Could you return all of the records exactly as they stand?

--- START ---

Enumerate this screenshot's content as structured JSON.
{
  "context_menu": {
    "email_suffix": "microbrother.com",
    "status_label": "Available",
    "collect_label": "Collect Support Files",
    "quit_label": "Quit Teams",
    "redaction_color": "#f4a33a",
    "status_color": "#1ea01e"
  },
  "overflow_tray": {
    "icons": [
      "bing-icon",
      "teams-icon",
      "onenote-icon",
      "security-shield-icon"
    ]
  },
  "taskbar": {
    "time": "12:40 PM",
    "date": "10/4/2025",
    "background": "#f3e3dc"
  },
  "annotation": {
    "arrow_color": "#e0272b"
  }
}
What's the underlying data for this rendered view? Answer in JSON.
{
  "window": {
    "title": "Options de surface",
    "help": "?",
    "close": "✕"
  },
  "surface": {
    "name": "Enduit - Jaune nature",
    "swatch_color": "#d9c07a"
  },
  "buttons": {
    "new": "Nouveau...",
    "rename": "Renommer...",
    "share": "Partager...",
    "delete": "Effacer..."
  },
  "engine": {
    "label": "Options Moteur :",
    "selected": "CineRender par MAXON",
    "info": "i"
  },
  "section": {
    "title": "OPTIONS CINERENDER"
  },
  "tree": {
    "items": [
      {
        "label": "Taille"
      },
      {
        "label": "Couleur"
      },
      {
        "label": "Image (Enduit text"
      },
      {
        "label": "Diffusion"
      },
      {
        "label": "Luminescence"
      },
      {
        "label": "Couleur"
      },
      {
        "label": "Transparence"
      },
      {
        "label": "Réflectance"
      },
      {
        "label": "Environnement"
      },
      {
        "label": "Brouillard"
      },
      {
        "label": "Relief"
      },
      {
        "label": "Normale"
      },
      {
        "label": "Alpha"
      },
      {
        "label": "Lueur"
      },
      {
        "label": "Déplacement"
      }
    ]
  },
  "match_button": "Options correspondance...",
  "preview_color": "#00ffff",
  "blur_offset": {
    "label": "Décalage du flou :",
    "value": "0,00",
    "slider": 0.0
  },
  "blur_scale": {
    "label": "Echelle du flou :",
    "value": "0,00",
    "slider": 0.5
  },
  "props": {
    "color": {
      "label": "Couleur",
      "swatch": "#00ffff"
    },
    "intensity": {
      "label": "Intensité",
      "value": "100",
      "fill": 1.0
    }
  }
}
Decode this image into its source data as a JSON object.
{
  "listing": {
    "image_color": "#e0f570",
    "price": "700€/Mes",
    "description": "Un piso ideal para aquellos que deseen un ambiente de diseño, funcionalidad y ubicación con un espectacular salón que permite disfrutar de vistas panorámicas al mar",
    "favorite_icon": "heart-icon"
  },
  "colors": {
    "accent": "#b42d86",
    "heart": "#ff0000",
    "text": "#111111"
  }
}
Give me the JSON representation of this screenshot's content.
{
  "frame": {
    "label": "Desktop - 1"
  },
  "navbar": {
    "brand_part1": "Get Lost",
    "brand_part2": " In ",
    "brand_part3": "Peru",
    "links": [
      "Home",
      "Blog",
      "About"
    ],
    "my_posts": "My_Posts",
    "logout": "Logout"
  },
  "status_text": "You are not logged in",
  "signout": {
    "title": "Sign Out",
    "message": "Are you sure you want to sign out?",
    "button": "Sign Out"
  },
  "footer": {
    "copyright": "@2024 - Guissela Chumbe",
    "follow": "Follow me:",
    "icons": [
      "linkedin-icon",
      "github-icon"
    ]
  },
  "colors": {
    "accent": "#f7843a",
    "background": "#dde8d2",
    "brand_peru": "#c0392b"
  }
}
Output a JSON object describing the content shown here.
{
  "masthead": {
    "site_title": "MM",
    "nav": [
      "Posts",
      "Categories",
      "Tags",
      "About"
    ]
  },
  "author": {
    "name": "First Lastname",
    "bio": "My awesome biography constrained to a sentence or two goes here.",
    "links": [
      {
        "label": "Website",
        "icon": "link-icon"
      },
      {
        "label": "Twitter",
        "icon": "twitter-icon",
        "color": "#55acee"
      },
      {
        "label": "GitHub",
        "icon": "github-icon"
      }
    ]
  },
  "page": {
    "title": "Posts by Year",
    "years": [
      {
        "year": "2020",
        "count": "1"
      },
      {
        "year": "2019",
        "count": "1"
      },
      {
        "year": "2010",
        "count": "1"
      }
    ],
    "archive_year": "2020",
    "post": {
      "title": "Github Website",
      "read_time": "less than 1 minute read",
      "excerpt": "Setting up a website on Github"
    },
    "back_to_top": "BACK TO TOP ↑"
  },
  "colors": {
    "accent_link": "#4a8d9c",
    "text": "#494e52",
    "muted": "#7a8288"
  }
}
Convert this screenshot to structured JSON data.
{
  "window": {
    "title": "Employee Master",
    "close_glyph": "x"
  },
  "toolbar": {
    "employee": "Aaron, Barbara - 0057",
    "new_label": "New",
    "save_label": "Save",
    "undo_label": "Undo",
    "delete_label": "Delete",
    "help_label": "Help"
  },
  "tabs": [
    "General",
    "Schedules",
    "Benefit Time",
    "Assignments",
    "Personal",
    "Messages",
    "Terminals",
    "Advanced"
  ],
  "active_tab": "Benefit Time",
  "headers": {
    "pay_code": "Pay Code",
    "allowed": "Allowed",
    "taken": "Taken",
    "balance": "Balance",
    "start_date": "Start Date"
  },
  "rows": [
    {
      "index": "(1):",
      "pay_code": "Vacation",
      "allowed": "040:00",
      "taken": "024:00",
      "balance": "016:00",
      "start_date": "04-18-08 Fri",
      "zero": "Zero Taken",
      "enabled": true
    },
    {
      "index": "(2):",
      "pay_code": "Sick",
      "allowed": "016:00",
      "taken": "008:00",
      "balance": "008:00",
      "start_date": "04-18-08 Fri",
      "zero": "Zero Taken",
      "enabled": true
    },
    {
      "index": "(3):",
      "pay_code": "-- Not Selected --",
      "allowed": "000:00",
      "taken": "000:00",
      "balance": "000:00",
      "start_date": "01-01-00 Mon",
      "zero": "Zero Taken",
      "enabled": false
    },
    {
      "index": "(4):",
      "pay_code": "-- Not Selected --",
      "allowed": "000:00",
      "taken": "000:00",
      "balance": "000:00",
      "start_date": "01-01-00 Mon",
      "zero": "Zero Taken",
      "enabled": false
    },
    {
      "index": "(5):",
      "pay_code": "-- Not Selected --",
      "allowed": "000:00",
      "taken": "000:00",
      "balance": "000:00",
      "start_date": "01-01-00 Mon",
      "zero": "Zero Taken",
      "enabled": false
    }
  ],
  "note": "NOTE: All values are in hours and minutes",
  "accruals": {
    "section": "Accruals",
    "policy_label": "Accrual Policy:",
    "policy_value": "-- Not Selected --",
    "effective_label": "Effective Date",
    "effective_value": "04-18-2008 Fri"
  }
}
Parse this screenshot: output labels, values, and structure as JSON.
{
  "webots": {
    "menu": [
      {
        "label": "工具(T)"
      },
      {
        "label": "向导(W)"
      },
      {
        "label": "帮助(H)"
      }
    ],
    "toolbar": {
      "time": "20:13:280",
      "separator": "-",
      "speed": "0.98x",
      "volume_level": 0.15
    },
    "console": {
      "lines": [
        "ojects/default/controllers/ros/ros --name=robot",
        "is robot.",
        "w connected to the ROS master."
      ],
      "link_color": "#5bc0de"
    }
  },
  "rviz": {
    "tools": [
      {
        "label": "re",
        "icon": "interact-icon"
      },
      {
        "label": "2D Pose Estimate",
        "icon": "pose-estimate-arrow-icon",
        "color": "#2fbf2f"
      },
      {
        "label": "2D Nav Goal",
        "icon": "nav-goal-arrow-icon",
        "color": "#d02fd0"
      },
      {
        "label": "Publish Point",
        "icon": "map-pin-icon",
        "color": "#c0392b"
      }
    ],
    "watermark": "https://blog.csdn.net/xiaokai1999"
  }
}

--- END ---

- [Exercise solution]
Enumerate this screenshot's content as structured JSON.
{
  "context_menu": {
    "email_suffix": "microbrother.com",
    "status_label": "Available",
    "collect_label": "Collect Support Files",
    "quit_label": "Quit Teams",
    "redaction_color": "#f4a33a",
    "status_color": "#1ea01e"
  },
  "overflow_tray": {
    "icons": [
      "bing-icon",
      "teams-icon",
      "onenote-icon",
      "security-shield-icon"
    ]
  },
  "taskbar": {
    "time": "12:40 PM",
    "date": "10/4/2025",
    "background": "#f3e3dc"
  },
  "annotation": {
    "arrow_color": "#e0272b"
  }
}
What's the underlying data for this rendered view? Answer in JSON.
{
  "window": {
    "title": "Options de surface",
    "help": "?",
    "close": "✕"
  },
  "surface": {
    "name": "Enduit - Jaune nature",
    "swatch_color": "#d9c07a"
  },
  "buttons": {
    "new": "Nouveau...",
    "rename": "Renommer...",
    "share": "Partager...",
    "delete": "Effacer..."
  },
  "engine": {
    "label": "Options Moteur :",
    "selected": "CineRender par MAXON",
    "info": "i"
  },
  "section": {
    "title": "OPTIONS CINERENDER"
  },
  "tree": {
    "items": [
      {
        "label": "Taille"
      },
      {
        "label": "Couleur"
      },
      {
        "label": "Image (Enduit text"
      },
      {
        "label": "Diffusion"
      },
      {
        "label": "Luminescence"
      },
      {
        "label": "Couleur"
      },
      {
        "label": "Transparence"
      },
      {
        "label": "Réflectance"
      },
      {
        "label": "Environnement"
      },
      {
        "label": "Brouillard"
      },
      {
        "label": "Relief"
      },
      {
        "label": "Normale"
      },
      {
        "label": "Alpha"
      },
      {
        "label": "Lueur"
      },
      {
        "label": "Déplacement"
      }
    ]
  },
  "match_button": "Options correspondance...",
  "preview_color": "#00ffff",
  "blur_offset": {
    "label": "Décalage du flou :",
    "value": "0,00",
    "slider": 0.0
  },
  "blur_scale": {
    "label": "Echelle du flou :",
    "value": "0,00",
    "slider": 0.5
  },
  "props": {
    "color": {
      "label": "Couleur",
      "swatch": "#00ffff"
    },
    "intensity": {
      "label": "Intensité",
      "value": "100",
      "fill": 1.0
    }
  }
}
Decode this image into its source data as a JSON object.
{
  "listing": {
    "image_color": "#e0f570",
    "price": "700€/Mes",
    "description": "Un piso ideal para aquellos que deseen un ambiente de diseño, funcionalidad y ubicación con un espectacular salón que permite disfrutar de vistas panorámicas al mar",
    "favorite_icon": "heart-icon"
  },
  "colors": {
    "accent": "#b42d86",
    "heart": "#ff0000",
    "text": "#111111"
  }
}
Give me the JSON representation of this screenshot's content.
{
  "frame": {
    "label": "Desktop - 1"
  },
  "navbar": {
    "brand_part1": "Get Lost",
    "brand_part2": " In ",
    "brand_part3": "Peru",
    "links": [
      "Home",
      "Blog",
      "About"
    ],
    "my_posts": "My_Posts",
    "logout": "Logout"
  },
  "status_text": "You are not logged in",
  "signout": {
    "title": "Sign Out",
    "message": "Are you sure you want to sign out?",
    "button": "Sign Out"
  },
  "footer": {
    "copyright": "@2024 - Guissela Chumbe",
    "follow": "Follow me:",
    "icons": [
      "linkedin-icon",
      "github-icon"
    ]
  },
  "colors": {
    "accent": "#f7843a",
    "background": "#dde8d2",
    "brand_peru": "#c0392b"
  }
}
Output a JSON object describing the content shown here.
{
  "masthead": {
    "site_title": "MM",
    "nav": [
      "Posts",
      "Categories",
      "Tags",
      "About"
    ]
  },
  "author": {
    "name": "First Lastname",
    "bio": "My awesome biography constrained to a sentence or two goes here.",
    "links": [
      {
        "label": "Website",
        "icon": "link-icon"
      },
      {
        "label": "Twitter",
        "icon": "twitter-icon",
        "color": "#55acee"
      },
      {
        "label": "GitHub",
        "icon": "github-icon"
      }
    ]
  },
  "page": {
    "title": "Posts by Year",
    "years": [
      {
        "year": "2020",
        "count": "1"
      },
      {
        "year": "2019",
        "count": "1"
      },
      {
        "year": "2010",
        "count": "1"
      }
    ],
    "archive_year": "2020",
    "post": {
      "title": "Github Website",
      "read_time": "less than 1 minute read",
      "excerpt": "Setting up a website on Github"
    },
    "back_to_top": "BACK TO TOP ↑"
  },
  "colors": {
    "accent_link": "#4a8d9c",
    "text": "#494e52",
    "muted": "#7a8288"
  }
}
Convert this screenshot to structured JSON data.
{
  "window": {
    "title": "Employee Master",
    "close_glyph": "x"
  },
  "toolbar": {
    "employee": "Aaron, Barbara - 0057",
    "new_label": "New",
    "save_label": "Save",
    "undo_label": "Undo",
    "delete_label": "Delete",
    "help_label": "Help"
  },
  "tabs": [
    "General",
    "Schedules",
    "Benefit Time",
    "Assignments",
    "Personal",
    "Messages",
    "Terminals",
    "Advanced"
  ],
  "active_tab": "Benefit Time",
  "headers": {
    "pay_code": "Pay Code",
    "allowed": "Allowed",
    "taken": "Taken",
    "balance": "Balance",
    "start_date": "Start Date"
  },
  "rows": [
    {
      "index": "(1):",
      "pay_code": "Vacation",
      "allowed": "040:00",
      "taken": "024:00",
      "balance": "016:00",
      "start_date": "04-18-08 Fri",
      "zero": "Zero Taken",
      "enabled": true
    },
    {
      "index": "(2):",
      "pay_code": "Sick",
      "allowed": "016:00",
      "taken": "008:00",
      "balance": "008:00",
      "start_date": "04-18-08 Fri",
      "zero": "Zero Taken",
      "enabled": true
    },
    {
      "index": "(3):",
      "pay_code": "-- Not Selected --",
      "allowed": "000:00",
      "taken": "000:00",
      "balance": "000:00",
      "start_date": "01-01-00 Mon",
      "zero": "Zero Taken",
      "enabled": false
    },
    {
      "index": "(4):",
      "pay_code": "-- Not Selected --",
      "allowed": "000:00",
      "taken": "000:00",
      "balance": "000:00",
      "start_date": "01-01-00 Mon",
      "zero": "Zero Taken",
      "enabled": false
    },
    {
      "index": "(5):",
      "pay_code": "-- Not Selected --",
      "allowed": "000:00",
      "taken": "000:00",
      "balance": "000:00",
      "start_date": "01-01-00 Mon",
      "zero": "Zero Taken",
      "enabled": false
    }
  ],
  "note": "NOTE: All values are in hours and minutes",
  "accruals": {
    "section": "Accruals",
    "policy_label": "Accrual Policy:",
    "policy_value": "-- Not Selected --",
    "effective_label": "Effective Date",
    "effective_value": "04-18-2008 Fri"
  }
}
Parse this screenshot: output labels, values, and structure as JSON.
{
  "webots": {
    "menu": [
      {
        "label": "工具(T)"
      },
      {
        "label": "向导(W)"
      },
      {
        "label": "帮助(H)"
      }
    ],
    "toolbar": {
      "time": "20:13:280",
      "separator": "-",
      "speed": "0.98x",
      "volume_level": 0.15
    },
    "console": {
      "lines": [
        "ojects/default/controllers/ros/ros --name=robot",
        "is robot.",
        "w connected to the ROS master."
      ],
      "link_color": "#5bc0de"
    }
  },
  "rviz": {
    "tools": [
      {
        "label": "re",
        "icon": "interact-icon"
      },
      {
        "label": "2D Pose Estimate",
        "icon": "pose-estimate-arrow-icon",
        "color": "#2fbf2f"
      },
      {
        "label": "2D Nav Goal",
        "icon": "nav-goal-arrow-icon",
        "color": "#d02fd0"
      },
      {
        "label": "Publish Point",
        "icon": "map-pin-icon",
        "color": "#c0392b"
      }
    ],
    "watermark": "https://blog.csdn.net/xiaokai1999"
  }
}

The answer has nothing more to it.